::: Supplied material

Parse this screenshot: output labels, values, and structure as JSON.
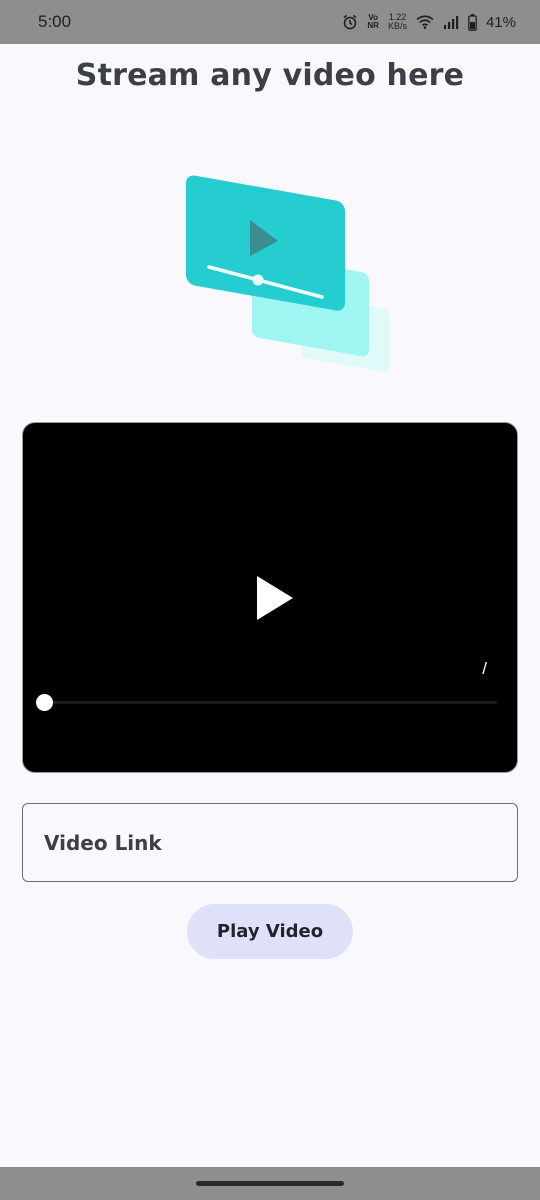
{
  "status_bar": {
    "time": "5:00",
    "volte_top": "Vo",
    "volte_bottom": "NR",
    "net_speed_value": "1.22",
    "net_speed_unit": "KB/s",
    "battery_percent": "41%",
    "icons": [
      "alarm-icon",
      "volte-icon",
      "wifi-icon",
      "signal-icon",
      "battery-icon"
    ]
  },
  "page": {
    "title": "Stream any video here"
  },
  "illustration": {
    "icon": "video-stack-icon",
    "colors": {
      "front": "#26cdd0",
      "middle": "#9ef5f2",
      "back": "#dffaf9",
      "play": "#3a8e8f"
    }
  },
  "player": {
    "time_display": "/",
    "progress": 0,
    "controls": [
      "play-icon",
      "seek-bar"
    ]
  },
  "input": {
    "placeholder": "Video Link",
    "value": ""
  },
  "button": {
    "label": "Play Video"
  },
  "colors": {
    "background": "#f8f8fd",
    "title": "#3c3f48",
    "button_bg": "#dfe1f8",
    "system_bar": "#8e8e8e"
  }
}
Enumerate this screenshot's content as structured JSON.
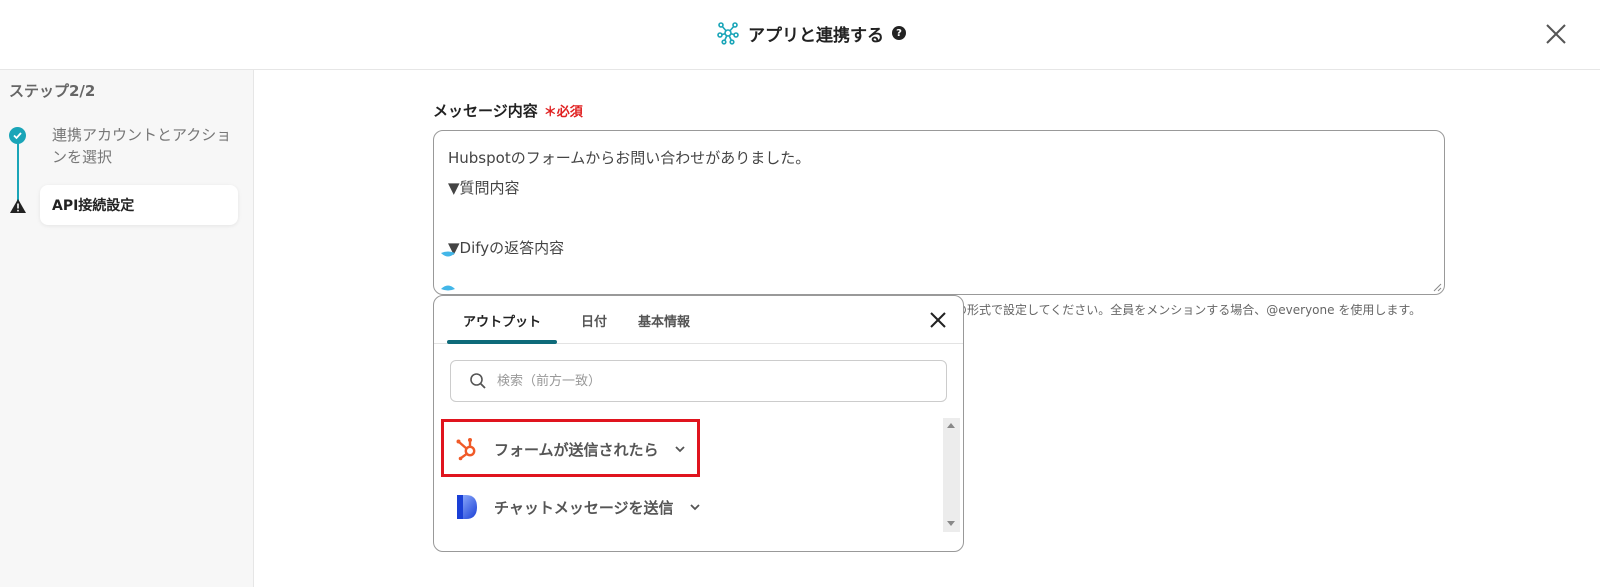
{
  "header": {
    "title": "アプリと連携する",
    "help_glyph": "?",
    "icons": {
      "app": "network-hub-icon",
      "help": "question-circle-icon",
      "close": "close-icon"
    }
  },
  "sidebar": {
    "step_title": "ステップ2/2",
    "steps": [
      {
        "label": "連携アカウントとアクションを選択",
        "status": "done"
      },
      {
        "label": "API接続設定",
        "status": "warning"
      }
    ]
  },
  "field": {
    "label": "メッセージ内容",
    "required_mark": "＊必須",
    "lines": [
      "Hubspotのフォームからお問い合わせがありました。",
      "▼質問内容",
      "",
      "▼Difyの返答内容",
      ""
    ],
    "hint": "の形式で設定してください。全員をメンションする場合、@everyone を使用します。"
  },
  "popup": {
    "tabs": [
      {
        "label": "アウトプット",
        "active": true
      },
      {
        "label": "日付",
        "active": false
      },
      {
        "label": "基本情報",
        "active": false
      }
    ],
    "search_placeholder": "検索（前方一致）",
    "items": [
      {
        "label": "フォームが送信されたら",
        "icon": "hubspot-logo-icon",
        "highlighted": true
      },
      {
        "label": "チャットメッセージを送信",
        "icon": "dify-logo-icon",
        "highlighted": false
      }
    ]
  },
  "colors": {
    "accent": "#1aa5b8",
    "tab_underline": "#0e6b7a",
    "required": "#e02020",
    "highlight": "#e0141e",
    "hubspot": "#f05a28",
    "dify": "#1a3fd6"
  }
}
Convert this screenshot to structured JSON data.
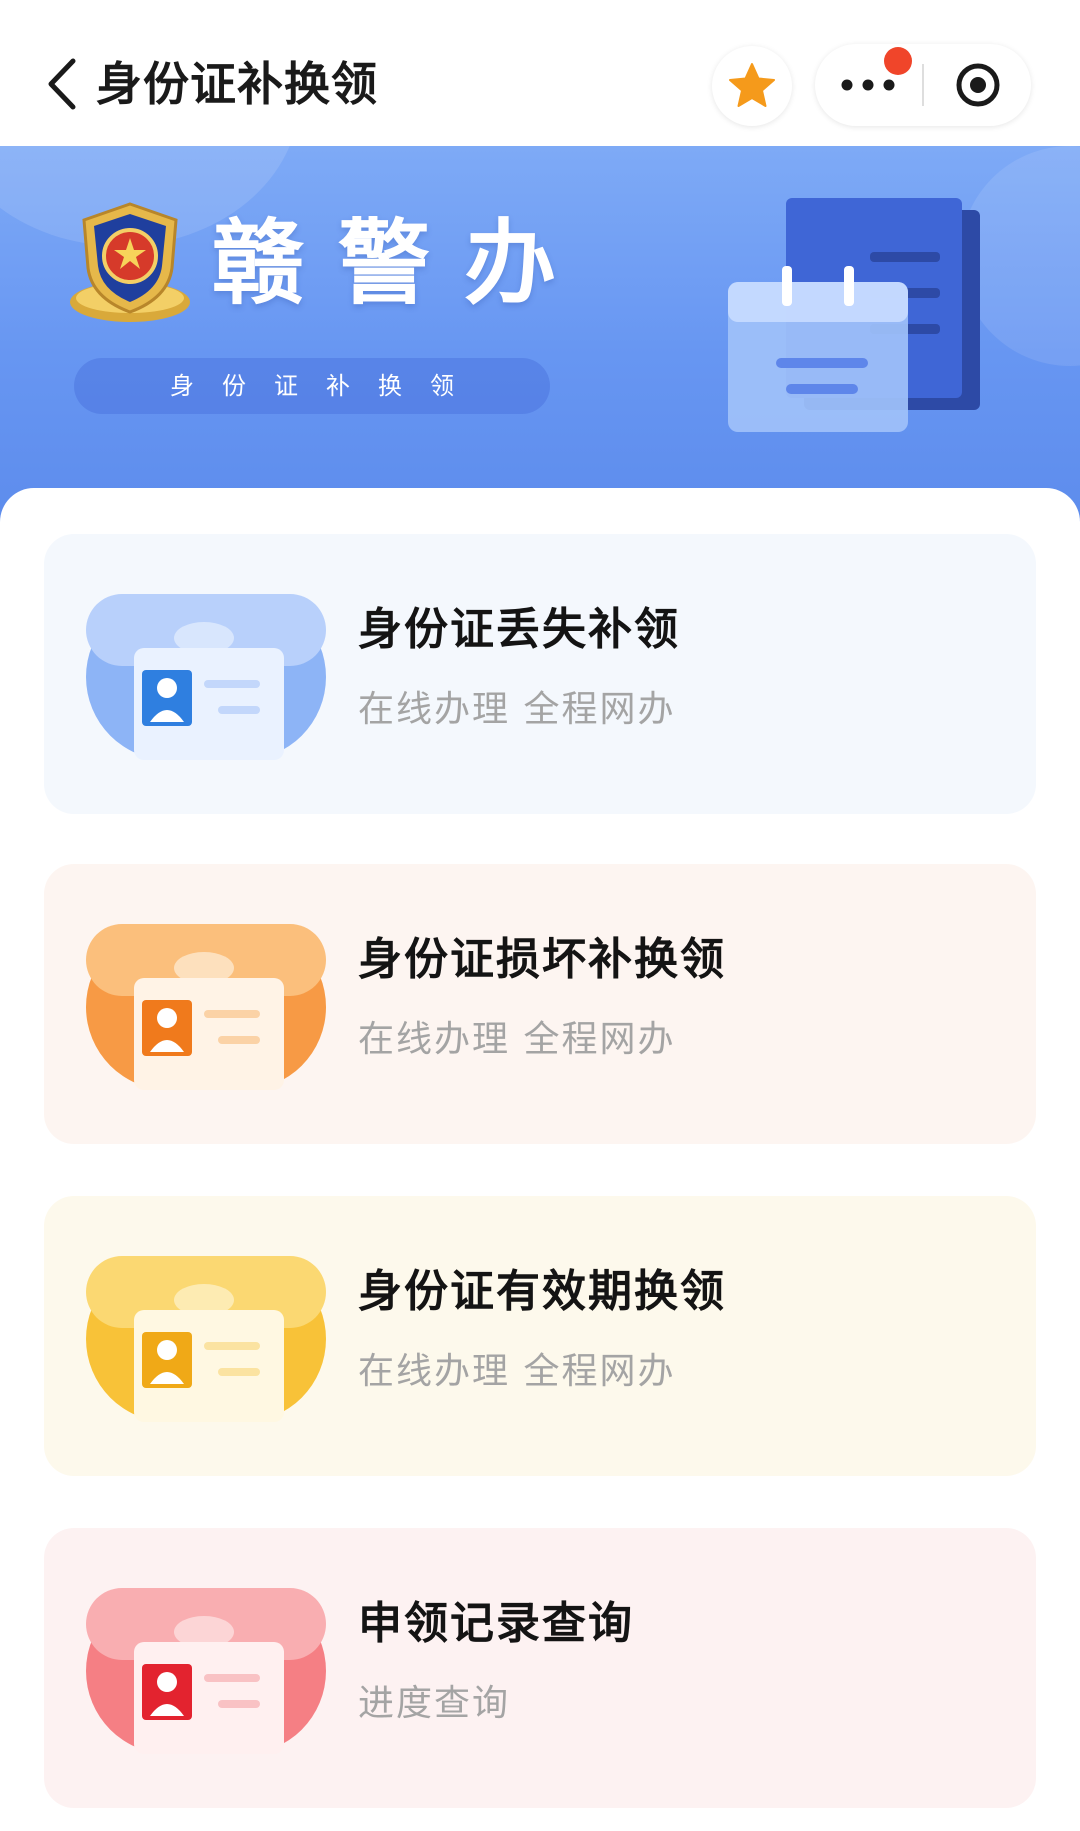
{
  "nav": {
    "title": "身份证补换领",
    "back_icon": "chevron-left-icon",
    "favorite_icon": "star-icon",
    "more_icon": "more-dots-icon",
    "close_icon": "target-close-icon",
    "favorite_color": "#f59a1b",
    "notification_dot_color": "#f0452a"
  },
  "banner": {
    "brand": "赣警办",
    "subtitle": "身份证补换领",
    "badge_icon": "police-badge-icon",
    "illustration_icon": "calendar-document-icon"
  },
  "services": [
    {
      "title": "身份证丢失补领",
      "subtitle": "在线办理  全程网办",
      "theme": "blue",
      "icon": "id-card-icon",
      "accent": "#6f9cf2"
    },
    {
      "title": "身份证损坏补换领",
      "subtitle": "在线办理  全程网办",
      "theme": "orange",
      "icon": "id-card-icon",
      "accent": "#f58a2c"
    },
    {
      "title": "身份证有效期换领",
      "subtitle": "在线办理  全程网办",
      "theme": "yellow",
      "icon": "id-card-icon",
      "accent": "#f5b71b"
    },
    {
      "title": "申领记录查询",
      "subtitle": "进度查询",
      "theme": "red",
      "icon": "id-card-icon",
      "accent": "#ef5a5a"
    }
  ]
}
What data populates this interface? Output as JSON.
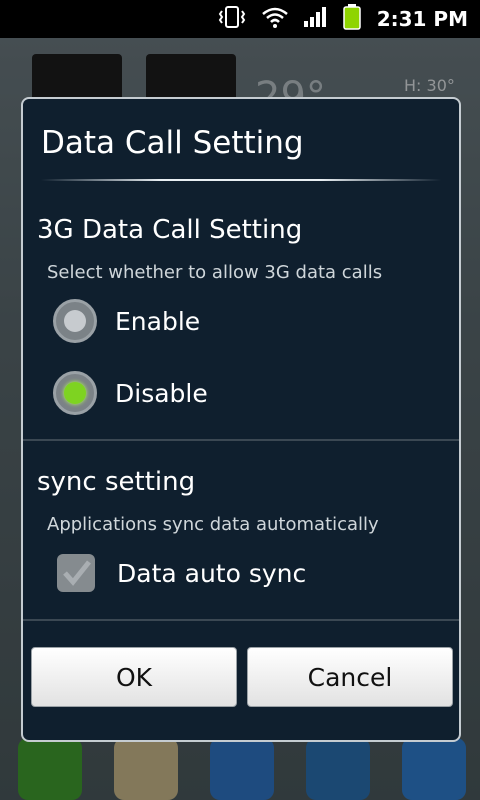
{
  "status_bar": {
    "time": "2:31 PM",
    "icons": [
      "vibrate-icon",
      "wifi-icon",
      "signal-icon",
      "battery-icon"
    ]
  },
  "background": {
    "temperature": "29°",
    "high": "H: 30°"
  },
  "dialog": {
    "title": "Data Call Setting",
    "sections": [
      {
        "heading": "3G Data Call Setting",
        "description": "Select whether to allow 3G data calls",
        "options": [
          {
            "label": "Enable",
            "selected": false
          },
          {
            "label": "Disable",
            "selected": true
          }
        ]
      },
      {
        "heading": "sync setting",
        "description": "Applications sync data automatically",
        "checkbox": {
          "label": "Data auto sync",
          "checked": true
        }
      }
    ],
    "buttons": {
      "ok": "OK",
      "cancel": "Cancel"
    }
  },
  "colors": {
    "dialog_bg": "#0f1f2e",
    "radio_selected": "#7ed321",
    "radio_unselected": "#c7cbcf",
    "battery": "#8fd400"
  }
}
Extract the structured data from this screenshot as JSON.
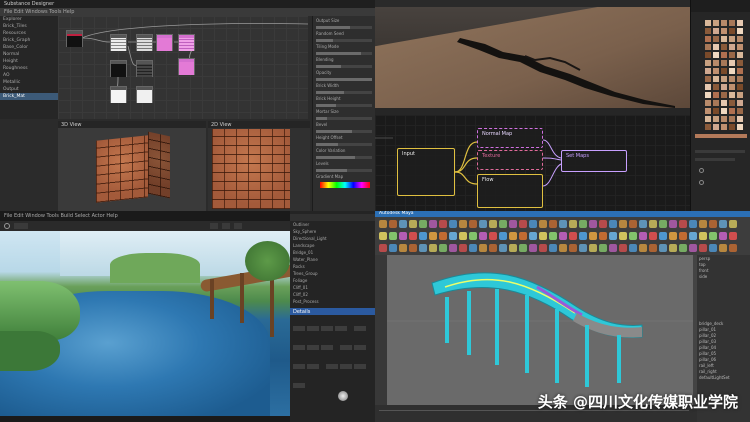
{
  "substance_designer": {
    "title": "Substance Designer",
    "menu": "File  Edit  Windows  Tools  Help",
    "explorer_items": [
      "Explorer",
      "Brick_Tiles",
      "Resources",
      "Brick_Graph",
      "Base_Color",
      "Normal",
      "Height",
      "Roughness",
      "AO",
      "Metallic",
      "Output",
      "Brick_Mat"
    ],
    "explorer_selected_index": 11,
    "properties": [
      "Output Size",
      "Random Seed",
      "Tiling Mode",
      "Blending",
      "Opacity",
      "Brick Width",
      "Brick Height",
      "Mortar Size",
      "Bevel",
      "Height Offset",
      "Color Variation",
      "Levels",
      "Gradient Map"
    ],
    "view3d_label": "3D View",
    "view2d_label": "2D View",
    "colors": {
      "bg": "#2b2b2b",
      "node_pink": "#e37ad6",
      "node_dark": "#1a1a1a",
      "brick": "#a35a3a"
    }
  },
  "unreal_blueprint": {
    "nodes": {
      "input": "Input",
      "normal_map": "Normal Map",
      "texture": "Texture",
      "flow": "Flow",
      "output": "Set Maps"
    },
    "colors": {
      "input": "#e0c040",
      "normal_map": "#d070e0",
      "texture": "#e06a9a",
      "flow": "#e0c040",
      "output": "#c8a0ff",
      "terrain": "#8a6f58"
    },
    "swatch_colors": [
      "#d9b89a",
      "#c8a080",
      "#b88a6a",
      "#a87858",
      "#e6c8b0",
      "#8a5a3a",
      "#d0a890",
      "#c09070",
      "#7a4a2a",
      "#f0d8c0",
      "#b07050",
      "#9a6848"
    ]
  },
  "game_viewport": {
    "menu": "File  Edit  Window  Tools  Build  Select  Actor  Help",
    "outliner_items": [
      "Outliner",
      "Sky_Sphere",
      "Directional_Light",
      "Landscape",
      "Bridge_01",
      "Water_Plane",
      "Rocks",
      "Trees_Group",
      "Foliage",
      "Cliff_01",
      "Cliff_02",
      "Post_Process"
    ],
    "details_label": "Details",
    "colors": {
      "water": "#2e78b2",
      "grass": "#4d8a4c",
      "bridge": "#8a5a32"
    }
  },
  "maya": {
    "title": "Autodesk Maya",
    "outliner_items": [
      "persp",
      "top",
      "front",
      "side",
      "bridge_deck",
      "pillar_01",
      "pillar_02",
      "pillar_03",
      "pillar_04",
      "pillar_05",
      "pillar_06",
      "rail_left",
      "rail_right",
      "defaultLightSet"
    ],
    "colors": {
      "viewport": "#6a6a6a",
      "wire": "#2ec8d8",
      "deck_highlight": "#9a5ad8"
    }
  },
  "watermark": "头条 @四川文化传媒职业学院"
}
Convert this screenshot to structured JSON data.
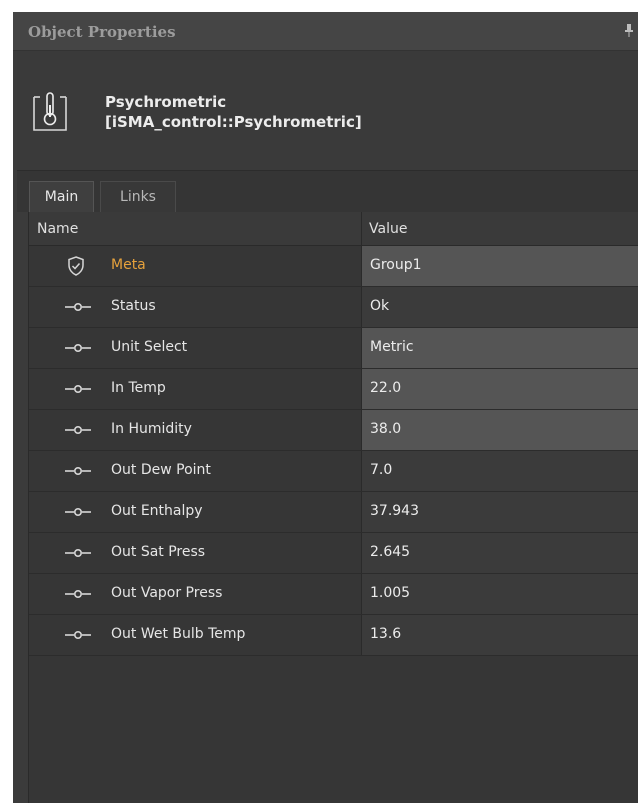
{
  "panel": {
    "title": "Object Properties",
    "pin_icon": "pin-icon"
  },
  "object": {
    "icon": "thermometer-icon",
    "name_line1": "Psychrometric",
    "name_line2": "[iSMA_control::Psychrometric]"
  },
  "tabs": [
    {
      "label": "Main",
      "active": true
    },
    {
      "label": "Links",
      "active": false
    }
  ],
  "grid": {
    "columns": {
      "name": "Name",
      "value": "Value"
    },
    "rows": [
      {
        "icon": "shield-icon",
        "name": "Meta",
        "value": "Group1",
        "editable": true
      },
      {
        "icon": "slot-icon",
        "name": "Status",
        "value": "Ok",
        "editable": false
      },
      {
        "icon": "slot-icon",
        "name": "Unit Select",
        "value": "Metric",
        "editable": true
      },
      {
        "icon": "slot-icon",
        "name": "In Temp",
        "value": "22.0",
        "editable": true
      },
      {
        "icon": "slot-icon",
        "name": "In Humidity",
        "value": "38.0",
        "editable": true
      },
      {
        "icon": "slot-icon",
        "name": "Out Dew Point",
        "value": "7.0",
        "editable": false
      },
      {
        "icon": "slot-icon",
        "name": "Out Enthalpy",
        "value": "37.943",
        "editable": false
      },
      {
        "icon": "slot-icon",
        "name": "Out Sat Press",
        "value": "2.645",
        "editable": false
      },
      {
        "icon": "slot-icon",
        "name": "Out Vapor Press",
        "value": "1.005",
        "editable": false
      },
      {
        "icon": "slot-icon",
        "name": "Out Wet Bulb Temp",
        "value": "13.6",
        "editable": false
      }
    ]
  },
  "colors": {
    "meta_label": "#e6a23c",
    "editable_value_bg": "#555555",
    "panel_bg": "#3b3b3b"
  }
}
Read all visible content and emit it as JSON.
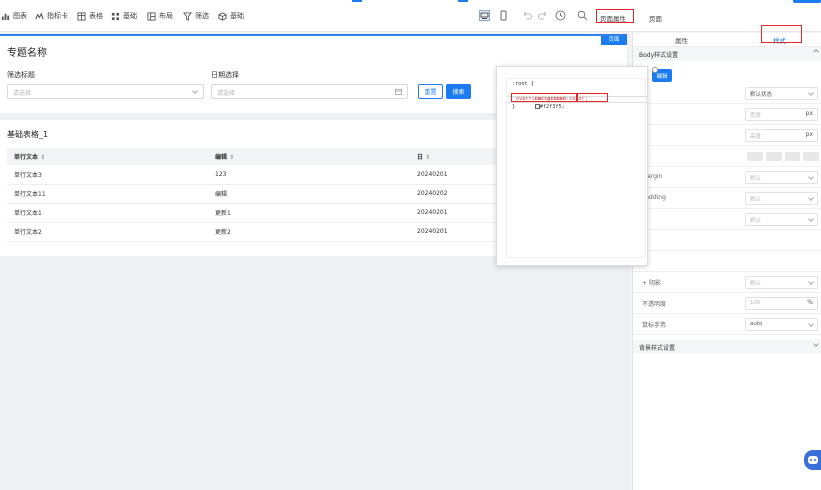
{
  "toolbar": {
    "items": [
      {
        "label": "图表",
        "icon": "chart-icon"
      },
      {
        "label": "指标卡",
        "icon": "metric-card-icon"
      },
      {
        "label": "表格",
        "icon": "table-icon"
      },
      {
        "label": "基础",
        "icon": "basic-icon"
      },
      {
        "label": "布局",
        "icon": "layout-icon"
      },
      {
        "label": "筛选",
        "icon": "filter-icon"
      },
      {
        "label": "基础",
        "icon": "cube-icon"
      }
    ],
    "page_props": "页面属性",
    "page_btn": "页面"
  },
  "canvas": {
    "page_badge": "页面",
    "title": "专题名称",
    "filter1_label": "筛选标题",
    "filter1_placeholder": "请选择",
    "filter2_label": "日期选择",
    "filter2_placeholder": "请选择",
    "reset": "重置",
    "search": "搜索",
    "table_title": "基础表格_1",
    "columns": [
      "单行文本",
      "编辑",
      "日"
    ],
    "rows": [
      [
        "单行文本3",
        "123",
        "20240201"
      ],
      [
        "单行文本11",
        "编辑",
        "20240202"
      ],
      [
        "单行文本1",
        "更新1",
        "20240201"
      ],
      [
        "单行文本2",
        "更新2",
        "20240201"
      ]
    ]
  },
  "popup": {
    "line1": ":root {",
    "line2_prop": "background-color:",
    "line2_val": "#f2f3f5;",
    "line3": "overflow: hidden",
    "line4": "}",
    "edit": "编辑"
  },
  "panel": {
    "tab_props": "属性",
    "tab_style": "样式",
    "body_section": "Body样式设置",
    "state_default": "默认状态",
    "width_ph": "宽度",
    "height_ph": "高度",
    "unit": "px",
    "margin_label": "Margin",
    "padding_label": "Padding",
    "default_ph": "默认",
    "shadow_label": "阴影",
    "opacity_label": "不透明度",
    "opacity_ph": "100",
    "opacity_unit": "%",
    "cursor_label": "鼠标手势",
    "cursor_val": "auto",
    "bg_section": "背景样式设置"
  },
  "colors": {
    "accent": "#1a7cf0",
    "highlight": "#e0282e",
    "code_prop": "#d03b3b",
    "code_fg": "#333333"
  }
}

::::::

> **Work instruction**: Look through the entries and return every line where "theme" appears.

> **Response area**:
      "theme": "blue",
      "theme": "orange",
      "theme": "yellow",
      "theme": "red",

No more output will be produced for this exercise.